▶ [What the task asks]
Each line below should be repeated exactly as it stands.

▶ [Data in this exercise]

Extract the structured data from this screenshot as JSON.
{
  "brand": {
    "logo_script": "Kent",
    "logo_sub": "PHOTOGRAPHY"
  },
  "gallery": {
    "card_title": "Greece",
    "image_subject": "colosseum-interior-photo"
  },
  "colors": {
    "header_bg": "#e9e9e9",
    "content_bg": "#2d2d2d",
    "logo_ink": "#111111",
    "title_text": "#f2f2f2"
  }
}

▶ [Solution for this task]
Extract the structured data from this screenshot as JSON.
{
  "brand": {
    "logo_script": "Kent",
    "logo_sub": "PHOTOGRAPHY"
  },
  "gallery": {
    "card_title": "Greece",
    "image_subject": "colosseum-interior-photo"
  },
  "colors": {
    "header_bg": "#e9e9e9",
    "content_bg": "#2d2d2d",
    "logo_ink": "#111111",
    "title_text": "#f2f2f2"
  }
}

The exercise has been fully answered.